Starting in 1905 French writer Maurice Leblanc began penning the adventures of Arsène Lupin. Though not particularly well-known outside of France, the stylish superthief is on a literary par with Sherlock Holmes (a fictional nemesis he crossed paths with several times in print) in his native land. Lupin served as the template for generations of fiendishly brilliant “gentleman thieves”—from Roger Moore in “The Saint” to David Niven in The Pink Panther to a whole string of European anti-heroes (Fantômas, Diabolik, Kriminal, Killing, Satanik). The character is perhaps best known today as the inspiration for Lupin the Third, a Japanese manga created by Monkey Punch and spun off into a string of wildly popular anime series and movies. British TV writer George Kay (“Criminal: UK”) and French TV writer François Uzan (“Plus Belle la Vie”) undoubtedly grew up under the shadow of the iconic character and have given him a new life for a new generation in the Netflix-produced mystery thriller “Lupin.”
The series centers, not on Leblanc’s fictional rogue, but on a man named Assane Diop (played with vigorous charisma by Omar Sy from The Intouchables, X-Men: Days of Future Past and Jurassic World). Assane is the son of a Senegalese immigrant who worked as a chauffeur for a fabulously wealthy Parisian family. When Assane was 13, however, his father was accused of stealing a multimillion-dollar necklace from his employer. Assane’s father committed suicide in prison before he could stand trial, leaving Assane a sad orphan boy. Some 35 years later, Assane is a grown man and (somewhat ironically) a professional thief. Arsène Lupin comes into play in the fact that Assane grew up reading about the character and worshipping his outrageous capers. (Lupin regularly pulled off robberies like looting an entire museum while locked in prison or stealing a millionaire’s art collection by announcing the exact day and time at which the crime would occur.) Having honed his larcenous skills (from pickpocketing to hacking to disguise) over the last 25 years, Assane is now gunning for the family that (he believes) framed his father and had him murdered.
Over the course of the show’s quick and bingeable five-episode first-season arc, our anti-hero tries all he can to get the dirt on the all-powerful Pelligrini family. Daughter Juliette (Clotilde Hesme from “Les Revenents”) is an old lover, but dad Hubert (Hervé Pierre) is into every dirty enterprise, from insurance fraud to international arms dealing.

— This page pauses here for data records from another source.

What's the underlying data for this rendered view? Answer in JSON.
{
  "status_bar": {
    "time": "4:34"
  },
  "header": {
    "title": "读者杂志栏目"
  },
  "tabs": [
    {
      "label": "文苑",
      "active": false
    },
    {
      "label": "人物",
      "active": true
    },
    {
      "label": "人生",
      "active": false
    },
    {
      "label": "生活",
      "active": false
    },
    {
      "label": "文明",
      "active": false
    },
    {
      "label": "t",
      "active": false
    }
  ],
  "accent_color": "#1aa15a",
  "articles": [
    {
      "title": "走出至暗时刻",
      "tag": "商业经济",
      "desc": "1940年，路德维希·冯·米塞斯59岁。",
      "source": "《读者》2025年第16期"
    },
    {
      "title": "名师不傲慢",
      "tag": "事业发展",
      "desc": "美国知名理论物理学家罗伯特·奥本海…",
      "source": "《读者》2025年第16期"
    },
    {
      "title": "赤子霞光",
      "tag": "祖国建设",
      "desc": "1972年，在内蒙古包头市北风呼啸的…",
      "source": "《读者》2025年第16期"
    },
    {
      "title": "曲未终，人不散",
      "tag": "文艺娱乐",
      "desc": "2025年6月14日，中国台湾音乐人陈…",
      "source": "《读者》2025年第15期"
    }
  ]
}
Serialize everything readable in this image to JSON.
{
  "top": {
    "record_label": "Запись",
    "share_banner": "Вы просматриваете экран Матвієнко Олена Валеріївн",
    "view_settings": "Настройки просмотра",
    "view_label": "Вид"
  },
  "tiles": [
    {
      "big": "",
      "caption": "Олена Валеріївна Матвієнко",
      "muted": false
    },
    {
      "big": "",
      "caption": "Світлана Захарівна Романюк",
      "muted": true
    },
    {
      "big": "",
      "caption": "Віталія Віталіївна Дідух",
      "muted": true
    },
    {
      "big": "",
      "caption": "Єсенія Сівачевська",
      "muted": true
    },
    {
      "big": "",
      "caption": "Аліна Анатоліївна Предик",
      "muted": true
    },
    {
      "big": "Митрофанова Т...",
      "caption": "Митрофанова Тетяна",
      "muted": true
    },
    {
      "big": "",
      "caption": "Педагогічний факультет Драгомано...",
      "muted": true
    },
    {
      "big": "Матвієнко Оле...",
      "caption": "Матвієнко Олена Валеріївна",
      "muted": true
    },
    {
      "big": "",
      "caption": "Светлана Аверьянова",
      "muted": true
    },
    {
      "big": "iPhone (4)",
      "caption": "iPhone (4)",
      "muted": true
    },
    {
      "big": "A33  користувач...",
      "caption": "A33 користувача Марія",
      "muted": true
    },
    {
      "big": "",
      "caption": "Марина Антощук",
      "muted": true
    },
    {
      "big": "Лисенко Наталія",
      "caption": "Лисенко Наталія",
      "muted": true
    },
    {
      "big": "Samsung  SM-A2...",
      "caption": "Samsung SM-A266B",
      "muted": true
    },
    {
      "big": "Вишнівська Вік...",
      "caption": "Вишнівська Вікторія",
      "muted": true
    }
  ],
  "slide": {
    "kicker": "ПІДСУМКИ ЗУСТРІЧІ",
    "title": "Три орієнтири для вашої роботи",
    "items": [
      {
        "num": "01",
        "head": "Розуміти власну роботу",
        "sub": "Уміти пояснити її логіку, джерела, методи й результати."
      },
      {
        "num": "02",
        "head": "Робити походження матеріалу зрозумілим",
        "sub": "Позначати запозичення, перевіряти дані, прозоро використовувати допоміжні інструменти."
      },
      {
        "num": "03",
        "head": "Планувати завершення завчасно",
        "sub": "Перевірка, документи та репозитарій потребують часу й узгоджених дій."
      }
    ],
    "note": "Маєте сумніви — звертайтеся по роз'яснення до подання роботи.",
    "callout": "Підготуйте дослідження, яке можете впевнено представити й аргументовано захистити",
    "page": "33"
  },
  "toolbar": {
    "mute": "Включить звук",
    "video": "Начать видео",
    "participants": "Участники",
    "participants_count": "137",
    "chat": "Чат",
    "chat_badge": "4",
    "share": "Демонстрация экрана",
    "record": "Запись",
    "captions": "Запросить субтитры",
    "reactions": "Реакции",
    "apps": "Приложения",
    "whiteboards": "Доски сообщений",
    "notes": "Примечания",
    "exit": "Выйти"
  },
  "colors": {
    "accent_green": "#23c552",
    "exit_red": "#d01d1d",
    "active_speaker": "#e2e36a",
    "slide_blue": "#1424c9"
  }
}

Making this cold revenge kick even harder is the fact that at least one detective on the Parisian police force is also a fan of Maurice Leblanc and has figured out Assane’s copycat style. But our modern-day Lupin is no lone wolf. He’s got a bunch of skilled friends and acquaintances willing to help him out. And just to humanize the guy a bit, he has a sharp ex-wife (Ludivine Sagnier from The Swimming Pool) and an estranged teenage son he’s trying his best to be a father to. That’s not an easy thing to do, though, when your nights are eaten up burgling the Louvre and all.
Several of the episodes of “Lupin” are directed by Louis Leterrier, who gave us the Transporter films and the extremely Arsène Lupin-inspired caper flick Now You See Me. The series doesn’t have quite the propulsive energy (or the theatrical budget) of Leterrier’s Transporter films. It’s more about build-up and pay-off. How will Assane pull off this latest insanely complicated and extremely dangerous gambit? But the series does have a car chase or two, including a pilot episode corker that ends up (rather memorably) at the aforementioned Louvre. Handsomely mounted, well cast and loaded down with exciting twists and turns, “Lupin” is a zippy-fun reimagining of a classic genre. It’s just the thing to steal away a night or two of your streaming time. But like the show’s patient protagonist, you’re going to have to wait a bit for satisfaction. The second, cliffhanger-ending season has yet to announce an air date.